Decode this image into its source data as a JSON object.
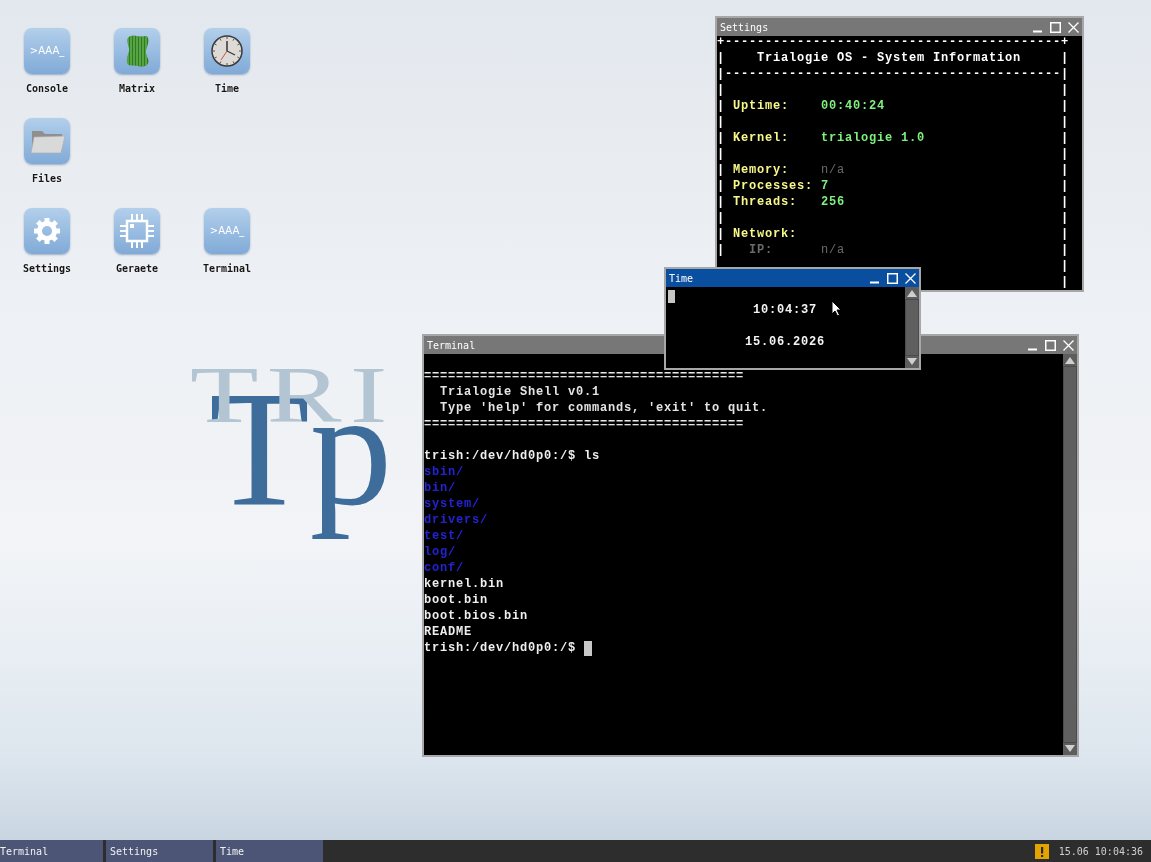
{
  "desktop": {
    "wallpaper_text": {
      "faint": "TRI",
      "main": "Tp"
    },
    "icon_rows": [
      [
        {
          "label": "Console",
          "kind": "prompt",
          "icon_text": ">AAA_"
        },
        {
          "label": "Matrix",
          "kind": "matrix"
        },
        {
          "label": "Time",
          "kind": "clock"
        }
      ],
      [
        {
          "label": "Files",
          "kind": "folder"
        }
      ],
      [
        {
          "label": "Settings",
          "kind": "gear"
        },
        {
          "label": "Geraete",
          "kind": "chip"
        },
        {
          "label": "Terminal",
          "kind": "prompt",
          "icon_text": ">AAA_"
        }
      ]
    ]
  },
  "settings_window": {
    "title": "Settings",
    "active": false,
    "lines": [
      {
        "kind": "rule",
        "text": "+------------------------------------------+"
      },
      {
        "kind": "heading",
        "left": "|",
        "text": "Trialogie OS - System Information",
        "right": "|"
      },
      {
        "kind": "rule",
        "text": "|------------------------------------------|"
      },
      {
        "kind": "blank",
        "left": "|",
        "right": "|"
      },
      {
        "kind": "field",
        "left": "|",
        "label": "Uptime:",
        "value": "00:40:24",
        "available": true,
        "right": "|"
      },
      {
        "kind": "blank",
        "left": "|",
        "right": "|"
      },
      {
        "kind": "field",
        "left": "|",
        "label": "Kernel:",
        "value": "trialogie 1.0",
        "available": true,
        "right": "|"
      },
      {
        "kind": "blank",
        "left": "|",
        "right": "|"
      },
      {
        "kind": "field",
        "left": "|",
        "label": "Memory:",
        "value": "n/a",
        "available": false,
        "right": "|"
      },
      {
        "kind": "field",
        "left": "|",
        "label": "Processes:",
        "value": "7",
        "available": true,
        "right": "|"
      },
      {
        "kind": "field",
        "left": "|",
        "label": "Threads:",
        "value": "256",
        "available": true,
        "right": "|"
      },
      {
        "kind": "blank",
        "left": "|",
        "right": "|"
      },
      {
        "kind": "section",
        "left": "|",
        "label": "Network:",
        "right": "|"
      },
      {
        "kind": "subfield",
        "left": "|",
        "label": "IP:",
        "value": "n/a",
        "available": false,
        "right": "|"
      },
      {
        "kind": "blank",
        "right": "|"
      },
      {
        "kind": "blank",
        "right": "|"
      }
    ]
  },
  "time_window": {
    "title": "Time",
    "active": true,
    "cursor": true,
    "time": "10:04:37",
    "date": "15.06.2026"
  },
  "terminal_window": {
    "title": "Terminal",
    "active": false,
    "lines": [
      {
        "kind": "rule",
        "text": "========================================"
      },
      {
        "kind": "info",
        "text": "Trialogie Shell v0.1"
      },
      {
        "kind": "info",
        "text": "Type 'help' for commands, 'exit' to quit."
      },
      {
        "kind": "rule",
        "text": "========================================"
      },
      {
        "kind": "blank"
      },
      {
        "kind": "prompt",
        "prompt": "trish:/dev/hd0p0:/$",
        "command": "ls",
        "cursor": false
      },
      {
        "kind": "dir",
        "text": "sbin/"
      },
      {
        "kind": "dir",
        "text": "bin/"
      },
      {
        "kind": "dir",
        "text": "system/"
      },
      {
        "kind": "dir",
        "text": "drivers/"
      },
      {
        "kind": "dir",
        "text": "test/"
      },
      {
        "kind": "dir",
        "text": "log/"
      },
      {
        "kind": "dir",
        "text": "conf/"
      },
      {
        "kind": "file",
        "text": "kernel.bin"
      },
      {
        "kind": "file",
        "text": "boot.bin"
      },
      {
        "kind": "file",
        "text": "boot.bios.bin"
      },
      {
        "kind": "file",
        "text": "README"
      },
      {
        "kind": "prompt",
        "prompt": "trish:/dev/hd0p0:/$",
        "cursor": true
      }
    ]
  },
  "taskbar": {
    "items": [
      {
        "label": "Terminal"
      },
      {
        "label": "Settings"
      },
      {
        "label": "Time"
      }
    ],
    "warning": true,
    "clock": "15.06 10:04:36"
  }
}
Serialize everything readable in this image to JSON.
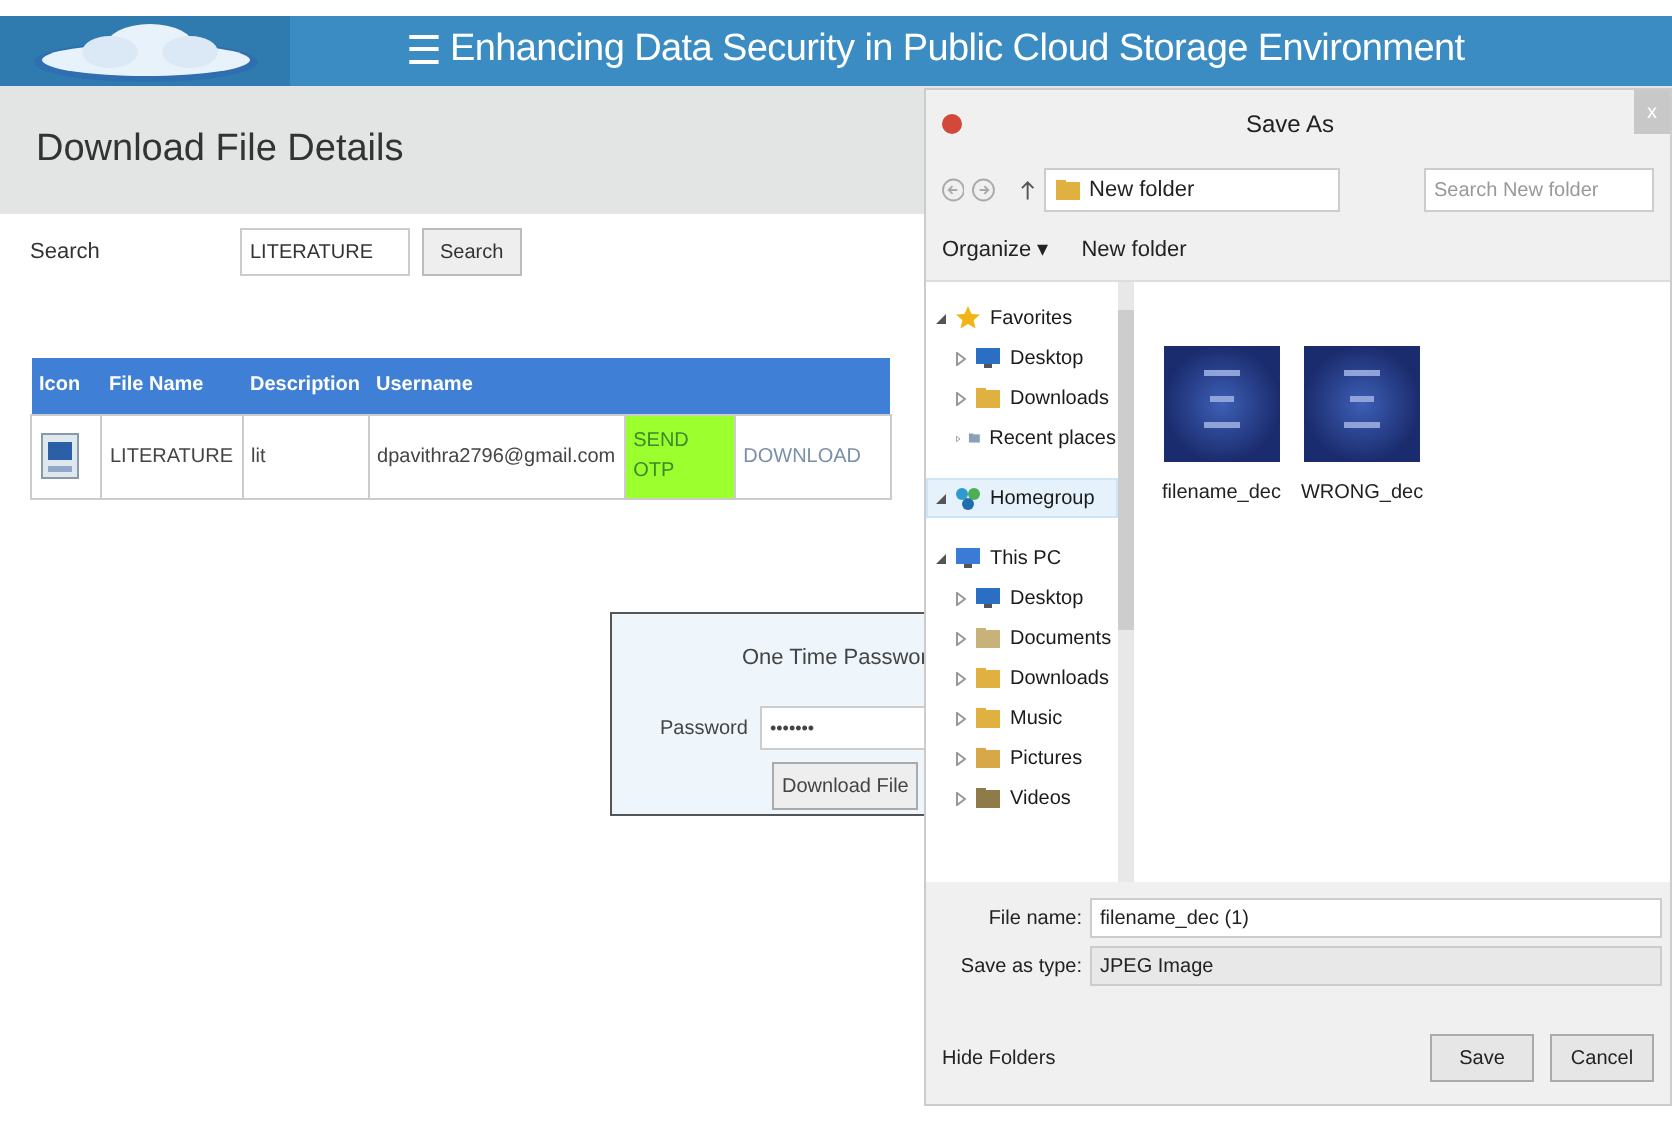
{
  "header": {
    "menu_glyph": "☰",
    "title": "Enhancing Data Security in Public Cloud Storage Environment"
  },
  "page": {
    "heading": "Download File Details",
    "search": {
      "label": "Search",
      "value": "LITERATURE",
      "button": "Search"
    },
    "table": {
      "columns": [
        "Icon",
        "File Name",
        "Description",
        "Username",
        "",
        ""
      ],
      "rows": [
        {
          "file_name": "LITERATURE",
          "description": "lit",
          "username": "dpavithra2796@gmail.com",
          "send_otp": "SEND OTP",
          "download": "DOWNLOAD"
        }
      ]
    },
    "otp": {
      "title": "One Time Passwor",
      "password_label": "Password",
      "password_value": "•••••••",
      "button": "Download File"
    }
  },
  "dialog": {
    "title": "Save As",
    "close_glyph": "x",
    "path": "New folder",
    "search_placeholder": "Search New folder",
    "toolbar": [
      "Organize ▾",
      "New folder"
    ],
    "nav": [
      {
        "label": "Favorites",
        "selected": false,
        "children": [
          {
            "label": "Desktop"
          },
          {
            "label": "Downloads"
          },
          {
            "label": "Recent places"
          }
        ]
      },
      {
        "label": "Homegroup",
        "selected": true
      },
      {
        "label": "This PC",
        "selected": false,
        "children": [
          {
            "label": "Desktop"
          },
          {
            "label": "Documents"
          },
          {
            "label": "Downloads"
          },
          {
            "label": "Music"
          },
          {
            "label": "Pictures"
          },
          {
            "label": "Videos"
          }
        ]
      }
    ],
    "files": [
      {
        "name": "filename_dec",
        "kind": "picture"
      },
      {
        "name": "WRONG_dec",
        "kind": "picture"
      }
    ],
    "file_name": {
      "label": "File name:",
      "value": "filename_dec (1)"
    },
    "save_type": {
      "label": "Save as type:",
      "value": "JPEG Image"
    },
    "hide_folders": "Hide Folders",
    "buttons": [
      "Save",
      "Cancel"
    ]
  }
}
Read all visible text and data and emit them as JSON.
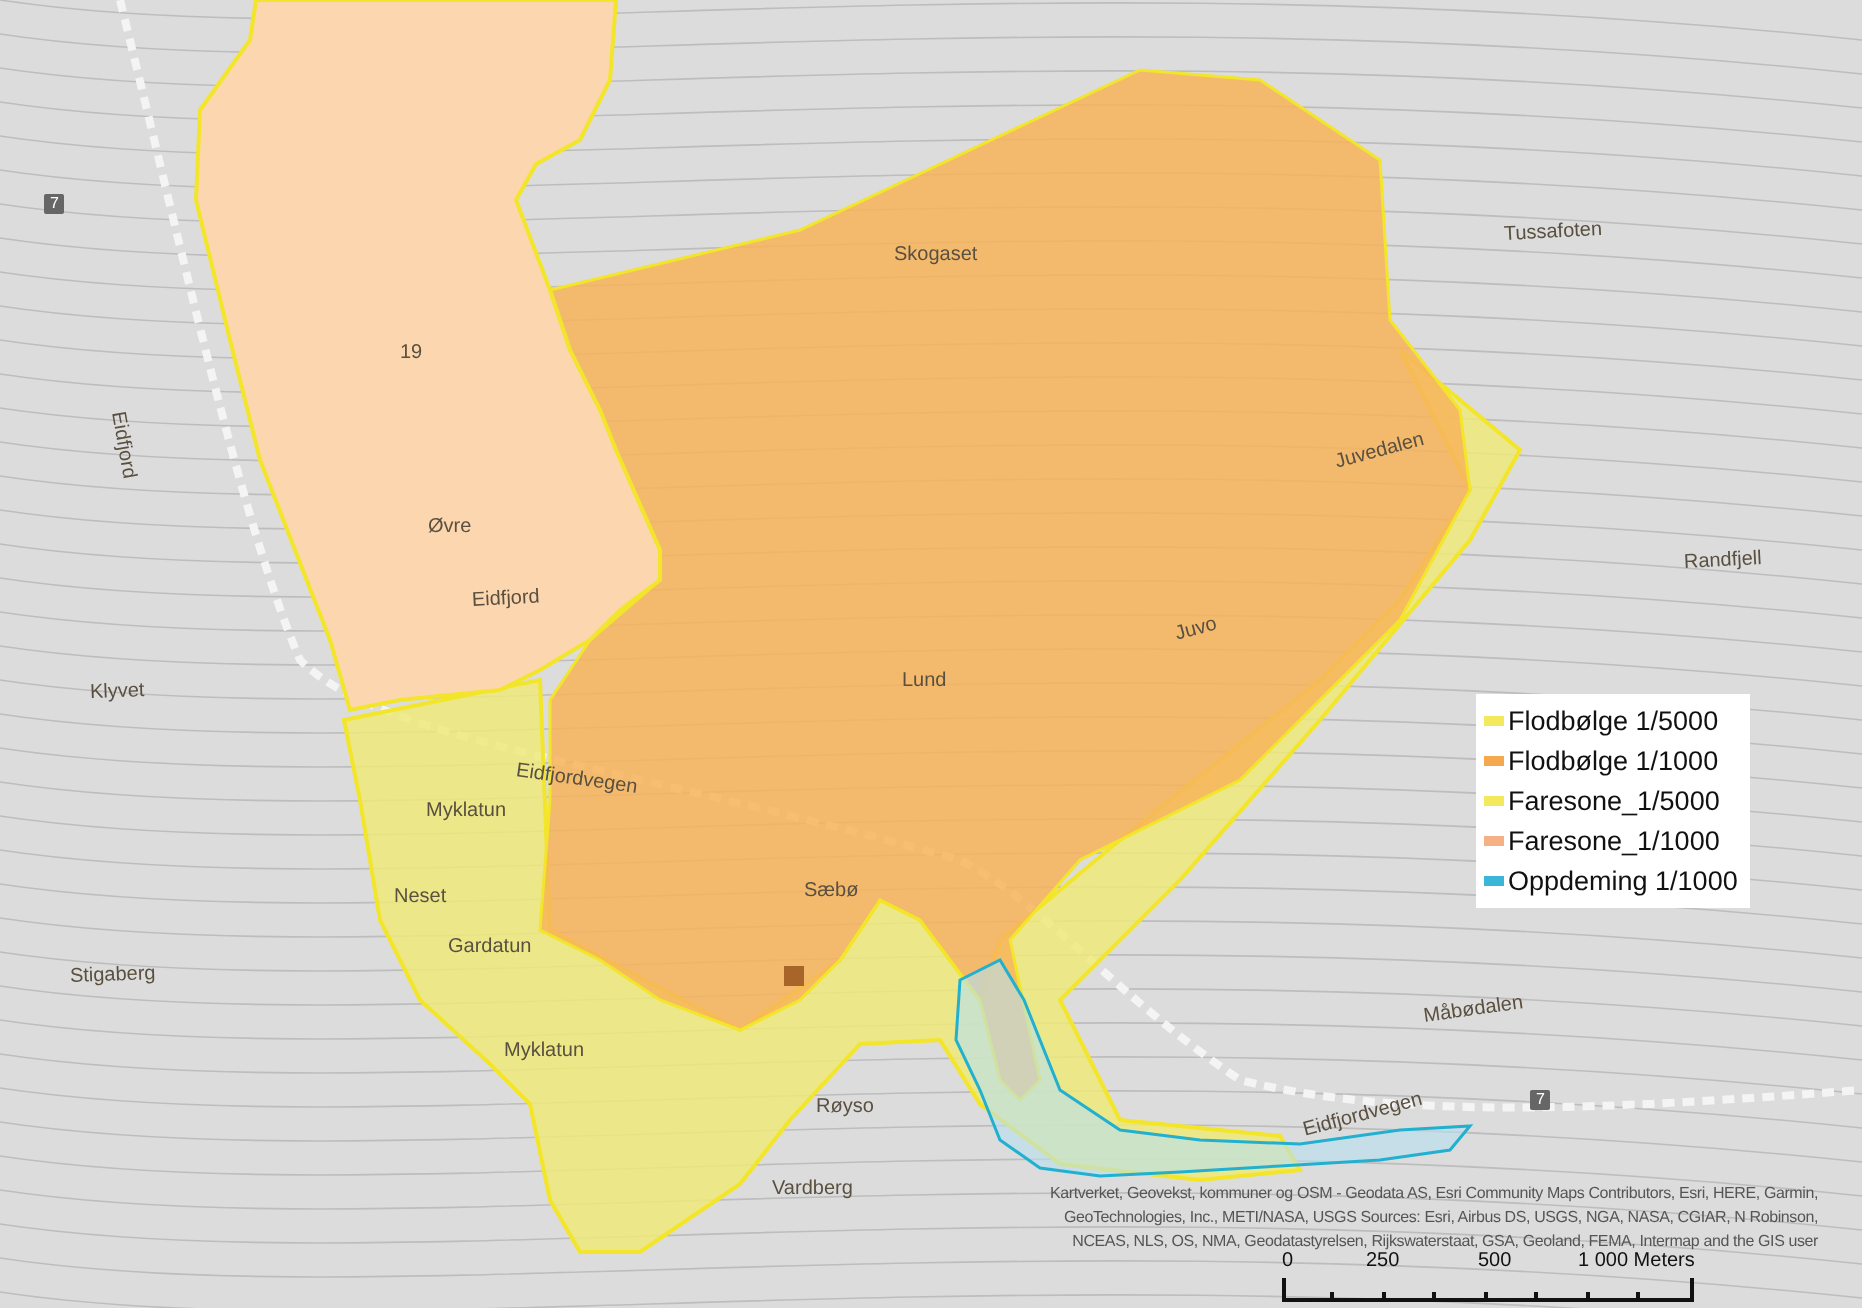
{
  "map": {
    "labels": [
      {
        "text": "Skogaset"
      },
      {
        "text": "Tussafoten"
      },
      {
        "text": "19"
      },
      {
        "text": "Juvedalen"
      },
      {
        "text": "Øvre"
      },
      {
        "text": "Randfjell"
      },
      {
        "text": "Eidfjord"
      },
      {
        "text": "Eidfjord"
      },
      {
        "text": "Juvo"
      },
      {
        "text": "Lund"
      },
      {
        "text": "Klyvet"
      },
      {
        "text": "Eidfjordvegen"
      },
      {
        "text": "Myklatun"
      },
      {
        "text": "Neset"
      },
      {
        "text": "Gardatun"
      },
      {
        "text": "Sæbø"
      },
      {
        "text": "Stigaberg"
      },
      {
        "text": "Myklatun"
      },
      {
        "text": "Måbødalen"
      },
      {
        "text": "Røyso"
      },
      {
        "text": "Eidfjordvegen"
      },
      {
        "text": "Vardberg"
      }
    ],
    "road_shields": [
      {
        "text": "7"
      },
      {
        "text": "7"
      }
    ]
  },
  "legend": {
    "items": [
      {
        "label": "Flodbølge 1/5000",
        "color": "#f2ea5c"
      },
      {
        "label": "Flodbølge 1/1000",
        "color": "#f5a84e"
      },
      {
        "label": "Faresone_1/5000",
        "color": "#f2ea5c"
      },
      {
        "label": "Faresone_1/1000",
        "color": "#f5b084"
      },
      {
        "label": "Oppdeming 1/1000",
        "color": "#3bb5d8"
      }
    ]
  },
  "attribution": {
    "lines": [
      "Kartverket, Geovekst, kommuner og OSM - Geodata AS, Esri Community Maps Contributors, Esri, HERE, Garmin,",
      "GeoTechnologies, Inc., METI/NASA, USGS Sources: Esri, Airbus DS, USGS, NGA, NASA, CGIAR, N Robinson,",
      "NCEAS, NLS, OS, NMA, Geodatastyrelsen, Rijkswaterstaat, GSA, Geoland, FEMA, Intermap and the GIS user"
    ]
  },
  "scale_bar": {
    "ticks": [
      "0",
      "250",
      "500",
      "1 000 Meters"
    ]
  }
}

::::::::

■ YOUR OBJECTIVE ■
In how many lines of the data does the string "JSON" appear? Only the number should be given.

■ SOLVED PROBLEM ■
3